Now as you breathe in, imagine this expansion starting in the abdomen and slowly going up the body into the ribs. Your ribcage isn't expanding in the way that the abdomen is, but your floating ribs (the cartilaginous ones at the bottom) are. Also, the lungs are fully expanding slightly, creating a sensation that the chest is lifting independent of the shoulders.

You may feel light-headed the first few times you try this, but you'll eventually get used to it. What's happening is that you're getting more oxygen into the bloodstream than you're accustomed to. In our day-to-day lives, we actually don't need to exercise our maximum lung capacity very often. However, you want to keep exercising it for the same reason you work out your muscles. Most people don't have jobs that require them to deadlift several hundred pounds at one time several times a day. But if you don't exercise, doing basic tasks takes more out of you than it would if you had made a habit of going to the gym.

Once you get used to this, do the exercise standing. Breathe in deeply, pause for a beat, then exhale evenly. If you've met your full lung capacity, then you actually won't feel the need to breathe back in again for another second or two. Practice this for about 5 minutes a day and you'll see a noticeable difference before long in the strength of your voice and your ability to sustain sentences and passages without taking a breath.

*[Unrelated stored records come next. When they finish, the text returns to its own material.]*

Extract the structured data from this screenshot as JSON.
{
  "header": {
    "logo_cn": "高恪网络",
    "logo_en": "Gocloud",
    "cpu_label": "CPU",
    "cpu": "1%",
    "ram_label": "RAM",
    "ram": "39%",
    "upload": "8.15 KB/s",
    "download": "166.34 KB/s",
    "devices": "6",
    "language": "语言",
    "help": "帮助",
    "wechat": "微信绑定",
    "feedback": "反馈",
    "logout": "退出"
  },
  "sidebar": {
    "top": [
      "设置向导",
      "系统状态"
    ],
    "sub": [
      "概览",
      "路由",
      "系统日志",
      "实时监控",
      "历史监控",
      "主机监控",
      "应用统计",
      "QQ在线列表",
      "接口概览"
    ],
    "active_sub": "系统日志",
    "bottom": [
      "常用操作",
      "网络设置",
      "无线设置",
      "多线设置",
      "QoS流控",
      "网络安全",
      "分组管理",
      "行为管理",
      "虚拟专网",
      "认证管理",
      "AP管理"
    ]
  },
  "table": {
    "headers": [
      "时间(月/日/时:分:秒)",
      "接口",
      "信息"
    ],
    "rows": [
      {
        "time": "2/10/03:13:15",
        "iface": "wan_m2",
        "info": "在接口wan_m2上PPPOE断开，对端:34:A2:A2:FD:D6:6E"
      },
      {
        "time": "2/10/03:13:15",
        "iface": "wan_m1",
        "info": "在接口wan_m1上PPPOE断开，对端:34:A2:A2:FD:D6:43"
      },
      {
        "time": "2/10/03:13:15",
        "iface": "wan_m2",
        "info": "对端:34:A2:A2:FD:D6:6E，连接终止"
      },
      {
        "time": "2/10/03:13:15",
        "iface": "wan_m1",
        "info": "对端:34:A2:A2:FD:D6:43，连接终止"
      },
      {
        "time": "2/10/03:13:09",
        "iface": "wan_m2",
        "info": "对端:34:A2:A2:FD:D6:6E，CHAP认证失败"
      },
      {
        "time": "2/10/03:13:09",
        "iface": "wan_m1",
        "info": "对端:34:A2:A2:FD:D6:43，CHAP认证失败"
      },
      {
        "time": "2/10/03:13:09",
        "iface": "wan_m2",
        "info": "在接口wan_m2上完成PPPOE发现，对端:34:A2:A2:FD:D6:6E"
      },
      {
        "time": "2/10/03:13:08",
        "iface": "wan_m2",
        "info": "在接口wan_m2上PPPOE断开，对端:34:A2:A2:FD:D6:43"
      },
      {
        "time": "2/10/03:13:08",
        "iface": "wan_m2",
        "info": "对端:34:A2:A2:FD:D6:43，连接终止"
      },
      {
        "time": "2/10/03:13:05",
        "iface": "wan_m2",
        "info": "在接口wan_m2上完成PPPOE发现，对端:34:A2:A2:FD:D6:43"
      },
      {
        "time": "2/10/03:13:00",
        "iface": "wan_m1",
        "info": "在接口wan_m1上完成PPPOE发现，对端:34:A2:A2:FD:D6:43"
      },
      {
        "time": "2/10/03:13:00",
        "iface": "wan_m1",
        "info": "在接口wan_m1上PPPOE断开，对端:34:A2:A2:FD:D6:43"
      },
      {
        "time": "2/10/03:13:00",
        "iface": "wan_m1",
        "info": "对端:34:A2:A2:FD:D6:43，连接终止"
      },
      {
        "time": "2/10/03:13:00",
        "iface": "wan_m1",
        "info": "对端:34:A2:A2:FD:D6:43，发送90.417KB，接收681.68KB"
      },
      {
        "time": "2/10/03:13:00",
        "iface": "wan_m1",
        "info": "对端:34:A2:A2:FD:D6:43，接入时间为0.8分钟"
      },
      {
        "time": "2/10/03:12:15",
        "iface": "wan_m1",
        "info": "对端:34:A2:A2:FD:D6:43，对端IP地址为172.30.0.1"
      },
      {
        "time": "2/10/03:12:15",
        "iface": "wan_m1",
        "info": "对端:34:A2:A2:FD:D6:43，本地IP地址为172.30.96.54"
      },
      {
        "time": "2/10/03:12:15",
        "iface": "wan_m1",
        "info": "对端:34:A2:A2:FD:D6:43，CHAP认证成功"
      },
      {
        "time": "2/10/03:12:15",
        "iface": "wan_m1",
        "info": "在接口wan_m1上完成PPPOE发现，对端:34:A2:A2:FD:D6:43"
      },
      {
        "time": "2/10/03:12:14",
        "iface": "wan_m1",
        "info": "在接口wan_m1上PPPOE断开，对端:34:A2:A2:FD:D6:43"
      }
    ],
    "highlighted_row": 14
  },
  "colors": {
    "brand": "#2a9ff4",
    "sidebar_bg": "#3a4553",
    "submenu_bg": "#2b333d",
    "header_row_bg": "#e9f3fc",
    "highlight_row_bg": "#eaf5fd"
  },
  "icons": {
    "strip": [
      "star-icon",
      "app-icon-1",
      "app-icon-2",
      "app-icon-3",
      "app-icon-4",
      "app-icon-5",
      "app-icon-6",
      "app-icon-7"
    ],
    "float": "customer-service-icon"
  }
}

I should make a final note. The reason you inhale through the nose is because all that air is going directly into the lungs. When you breathe in through the mouth, you run the chance of accidentally swallowing some air. That will cause your stomach to become bloated and be very uncomfortable before long. Singers undergo training to minimize and prevent this, but in everyday conversation, you're better off just breathing through your nose and keeping your mouth shut. Unless of course you want to wander around all day looking like you're stoned or doing an impersonation of Kristen Stewart.